  • Many of These Are Perfectly Lovely Cities  Gawker's Max Read points out that "a lot of the top 25 are pretty okay places! (Except for Washington, D.C., which is a horrible, horrible city.)" (Editor's note: The Wire is based in Washington, D.C. Sadface.) Read notes that "even Camden has a pretty nice aquarium. I mean: Ranking cities based on their crime rates is a pretty depressing and frankly sort of irresponsible way to think about cities, and crime, and urban living, and so forth! But let's not let that stop us from making lists, which, as we all know, is the best thing about being human."

  • New York Is What Number?  At New York Magazine, Mike Vilensky marvels that "New York City is the 269th most dangerous place in the United States, though danger is perhaps all relative." Vilensky also notes that "Erica Van Ross, a rep for the St. Louis Police Department, called it 'irresponsible' to use crime data for the sole purpose of making listicles." (In fact, what Van Ross actually said is that "crime is based on a variety of factors. It's based on geography, it's based on poverty, it's based on the economy... That is not to say that urban cities don't have challenges, because we do... But it's that it's irresponsible to use the data in this way.")
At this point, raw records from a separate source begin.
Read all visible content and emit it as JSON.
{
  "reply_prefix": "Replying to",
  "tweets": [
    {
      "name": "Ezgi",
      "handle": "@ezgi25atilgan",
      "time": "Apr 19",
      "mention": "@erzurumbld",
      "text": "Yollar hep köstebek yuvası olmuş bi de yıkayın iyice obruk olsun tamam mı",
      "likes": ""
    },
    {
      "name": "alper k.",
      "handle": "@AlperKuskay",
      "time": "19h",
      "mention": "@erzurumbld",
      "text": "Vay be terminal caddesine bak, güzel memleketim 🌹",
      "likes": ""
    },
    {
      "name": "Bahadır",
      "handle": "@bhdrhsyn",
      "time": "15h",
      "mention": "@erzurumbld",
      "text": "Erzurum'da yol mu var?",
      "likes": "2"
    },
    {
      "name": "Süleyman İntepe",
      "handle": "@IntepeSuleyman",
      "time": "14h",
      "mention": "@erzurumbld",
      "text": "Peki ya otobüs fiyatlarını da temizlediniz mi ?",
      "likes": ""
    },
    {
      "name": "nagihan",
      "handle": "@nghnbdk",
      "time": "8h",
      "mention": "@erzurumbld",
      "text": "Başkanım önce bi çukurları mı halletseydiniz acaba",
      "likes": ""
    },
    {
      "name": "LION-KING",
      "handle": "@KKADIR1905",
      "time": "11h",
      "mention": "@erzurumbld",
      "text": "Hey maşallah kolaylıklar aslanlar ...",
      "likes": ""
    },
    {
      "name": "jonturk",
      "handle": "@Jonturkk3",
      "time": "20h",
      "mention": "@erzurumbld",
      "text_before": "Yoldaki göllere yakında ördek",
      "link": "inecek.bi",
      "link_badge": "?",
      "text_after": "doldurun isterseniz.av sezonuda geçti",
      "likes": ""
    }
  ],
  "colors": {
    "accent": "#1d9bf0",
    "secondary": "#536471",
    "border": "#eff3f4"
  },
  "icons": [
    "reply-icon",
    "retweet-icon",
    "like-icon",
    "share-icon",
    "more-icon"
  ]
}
  • St. Louis: We're Actually Getting Safer  A report at St. Louis Public Radio notes that "the FBI has in the past said its crime numbers should not be used the way CQ Press does to develop the rankings. The U.S Conference of Mayors has also rejected the study's methodology. Kara Bowlin, a spokeswoman for Mayor Francis Slay said crime has gone down in the city each year since 2007."

This article is from the archive of our partner The Wire.